With reports from hundreds of sub-Saharan African locales of male-male sexual relations and from about fifty of female-female sexual relations, it is clear that same-sex sexual relations existed in traditional African societies, though varying in forms and in the degree of public acceptance
The confrontations between police and demonstrators at the Stonewall Inn in New York City the weekend of June 27-29, 1969 mark the beginning of the modern glbtq movement for equal rights.
A social role for individuals who crossed or mixed male and female characteristics was one of the most widely distributed institutions of native North America.
The sexual revolution of post-World War II America changed sexual and gender roles profoundly.
Mixed-orientation marriages--those in which one partner is straight and the other is gay or lesbian--often end in divorce, but such an ending is not inevitable.
"Leather" is a blanket term for a large array of sexual preferences, identities, relationship structures, and social organizations loosely tied together by the thread of what is conventionally understood as sadomasochistic sex.
Since the late nineteenth century, transgendered people have advocated legal and social reforms that would ameliorate the kinds of oppression and discrimination they suffer.
Formed soon after the Stonewall Riots of 1969, the short-lived but influential Gay Liberation Front brought a new militancy to the movement that became known as gay liberation.
A photograph of Daniel Zamudio appears on a memorial banner.
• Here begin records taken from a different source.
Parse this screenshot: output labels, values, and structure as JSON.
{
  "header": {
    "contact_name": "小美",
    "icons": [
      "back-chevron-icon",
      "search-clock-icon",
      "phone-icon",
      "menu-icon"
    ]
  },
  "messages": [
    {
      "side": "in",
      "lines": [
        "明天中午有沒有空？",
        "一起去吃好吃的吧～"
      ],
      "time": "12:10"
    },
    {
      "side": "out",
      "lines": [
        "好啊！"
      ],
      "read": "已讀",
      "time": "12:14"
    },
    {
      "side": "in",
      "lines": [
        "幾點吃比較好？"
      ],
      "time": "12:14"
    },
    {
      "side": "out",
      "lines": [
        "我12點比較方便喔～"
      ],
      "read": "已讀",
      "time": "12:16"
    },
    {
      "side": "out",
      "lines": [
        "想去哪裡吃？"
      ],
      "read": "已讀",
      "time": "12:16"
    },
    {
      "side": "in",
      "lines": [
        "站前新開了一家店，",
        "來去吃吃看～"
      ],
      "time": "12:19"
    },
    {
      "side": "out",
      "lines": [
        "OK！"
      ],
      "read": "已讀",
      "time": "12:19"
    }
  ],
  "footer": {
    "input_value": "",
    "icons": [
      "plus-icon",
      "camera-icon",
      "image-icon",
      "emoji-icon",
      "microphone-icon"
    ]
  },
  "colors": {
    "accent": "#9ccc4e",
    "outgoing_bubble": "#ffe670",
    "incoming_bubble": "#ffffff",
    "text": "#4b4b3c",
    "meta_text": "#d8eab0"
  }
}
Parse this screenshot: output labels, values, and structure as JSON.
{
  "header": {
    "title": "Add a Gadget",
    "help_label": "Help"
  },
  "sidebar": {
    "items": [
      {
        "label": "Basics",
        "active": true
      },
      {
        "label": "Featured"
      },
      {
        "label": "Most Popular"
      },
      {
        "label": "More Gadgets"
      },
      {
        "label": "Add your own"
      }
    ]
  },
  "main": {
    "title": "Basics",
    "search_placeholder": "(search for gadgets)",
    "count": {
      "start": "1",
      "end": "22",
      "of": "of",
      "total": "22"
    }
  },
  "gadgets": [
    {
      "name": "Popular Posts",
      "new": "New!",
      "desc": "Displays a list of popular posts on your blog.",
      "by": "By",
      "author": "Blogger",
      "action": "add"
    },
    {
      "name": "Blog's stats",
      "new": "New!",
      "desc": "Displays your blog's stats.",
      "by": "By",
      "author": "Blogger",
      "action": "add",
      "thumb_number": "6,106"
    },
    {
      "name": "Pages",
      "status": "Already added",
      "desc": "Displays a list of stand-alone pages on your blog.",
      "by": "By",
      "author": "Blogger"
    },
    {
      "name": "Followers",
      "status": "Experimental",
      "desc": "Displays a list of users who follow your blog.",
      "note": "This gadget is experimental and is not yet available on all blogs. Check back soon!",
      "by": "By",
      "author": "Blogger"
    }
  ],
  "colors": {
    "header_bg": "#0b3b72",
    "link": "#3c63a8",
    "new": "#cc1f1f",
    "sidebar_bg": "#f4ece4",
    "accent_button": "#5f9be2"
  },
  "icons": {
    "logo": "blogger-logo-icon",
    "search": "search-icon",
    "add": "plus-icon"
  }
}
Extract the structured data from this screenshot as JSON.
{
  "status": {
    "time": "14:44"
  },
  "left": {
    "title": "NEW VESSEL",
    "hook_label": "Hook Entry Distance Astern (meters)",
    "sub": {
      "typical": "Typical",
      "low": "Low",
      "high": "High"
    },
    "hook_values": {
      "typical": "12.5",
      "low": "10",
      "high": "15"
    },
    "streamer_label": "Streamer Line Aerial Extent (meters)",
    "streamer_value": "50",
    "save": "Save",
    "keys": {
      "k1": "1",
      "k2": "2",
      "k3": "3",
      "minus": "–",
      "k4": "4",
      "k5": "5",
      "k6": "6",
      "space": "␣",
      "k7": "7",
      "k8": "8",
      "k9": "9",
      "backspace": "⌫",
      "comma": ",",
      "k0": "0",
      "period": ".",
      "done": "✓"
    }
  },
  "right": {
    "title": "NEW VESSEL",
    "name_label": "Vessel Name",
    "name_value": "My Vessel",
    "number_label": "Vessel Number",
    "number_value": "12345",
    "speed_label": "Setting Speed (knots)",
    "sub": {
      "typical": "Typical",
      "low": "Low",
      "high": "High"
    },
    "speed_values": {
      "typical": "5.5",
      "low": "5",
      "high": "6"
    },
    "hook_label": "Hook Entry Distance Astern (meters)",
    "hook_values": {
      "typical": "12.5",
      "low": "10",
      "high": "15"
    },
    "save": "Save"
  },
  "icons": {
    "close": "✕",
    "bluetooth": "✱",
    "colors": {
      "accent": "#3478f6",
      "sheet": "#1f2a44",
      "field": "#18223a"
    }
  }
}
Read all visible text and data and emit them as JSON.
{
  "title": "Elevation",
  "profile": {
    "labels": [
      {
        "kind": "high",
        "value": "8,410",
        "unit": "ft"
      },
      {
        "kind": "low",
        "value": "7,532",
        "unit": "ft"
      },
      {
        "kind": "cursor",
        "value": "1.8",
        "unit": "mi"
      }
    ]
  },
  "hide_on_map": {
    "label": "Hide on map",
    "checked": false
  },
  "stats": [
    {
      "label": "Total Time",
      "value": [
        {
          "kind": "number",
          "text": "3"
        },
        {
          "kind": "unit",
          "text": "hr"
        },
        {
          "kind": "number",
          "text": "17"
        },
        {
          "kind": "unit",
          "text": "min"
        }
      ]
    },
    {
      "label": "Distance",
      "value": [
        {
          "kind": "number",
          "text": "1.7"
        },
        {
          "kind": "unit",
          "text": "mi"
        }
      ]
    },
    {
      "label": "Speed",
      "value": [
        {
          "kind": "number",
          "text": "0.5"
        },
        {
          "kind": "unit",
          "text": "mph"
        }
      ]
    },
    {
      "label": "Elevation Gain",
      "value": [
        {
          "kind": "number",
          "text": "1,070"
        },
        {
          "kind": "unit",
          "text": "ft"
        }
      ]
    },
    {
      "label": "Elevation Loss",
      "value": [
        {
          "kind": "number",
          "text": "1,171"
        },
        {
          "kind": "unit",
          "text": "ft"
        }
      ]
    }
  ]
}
On April 4, 2012, in the wake of the death of a young gay man who was tortured by neo-Nazis, Chile's Congress has passed an anti-discrimination law. In a 58-56 vote, the House of Deputies approved the legislation, which was passed by the Senate in November. The bill is supported by President Sebastian Pinera, who urged legislators to approve it after 24-year-old Daniel Zamudio died on March 27.
Zamudio's death came more than three weeks after he was brutally assaulted. He was tortured for over an hour by assailants who carved swastikas into his body. As the Associated Press reports, the incident set off a national debate about hate crimes in Chile.
Zamudio, a clothing store salesman, was attacked in a park in Santiago on March 3. Four suspects--some of whom have criminal records for previous assaults on gay men--have been arrested and face various charges, including murder.
Rolando Jiminez, leader of Chile's Gay Liberation and Integration Movement, has called for the suspects also to be charged with torture.
Following Zamudio's death, the United Nations High Commissioner for Human Rights called on Chile to pass new laws against hate crimes and discrimination.
The Roman Catholic Church and some Protestant churches opposed the anti-discrimination law, saying it could be a first step toward same-sex marriage, which Chile forbids and which is not explicitly included in the measure.
The law describes as illegal discrimination "any distinction, exclusion or restriction that lacks reasonable justification, committed by agents of the state or individuals, and that causes the deprivation, disturbance or threatens the legitimate exercise of fundamental rights."
The law was first proposed seven years ago.
Chile's reaction to the death of Zamudio is reminiscent of the reaction of the United States to the murder of Matthew Shepard in 1998.
The video clip below reports on Zamudio's funeral.
In the video below, friends react to the death of Daniel Zamudio.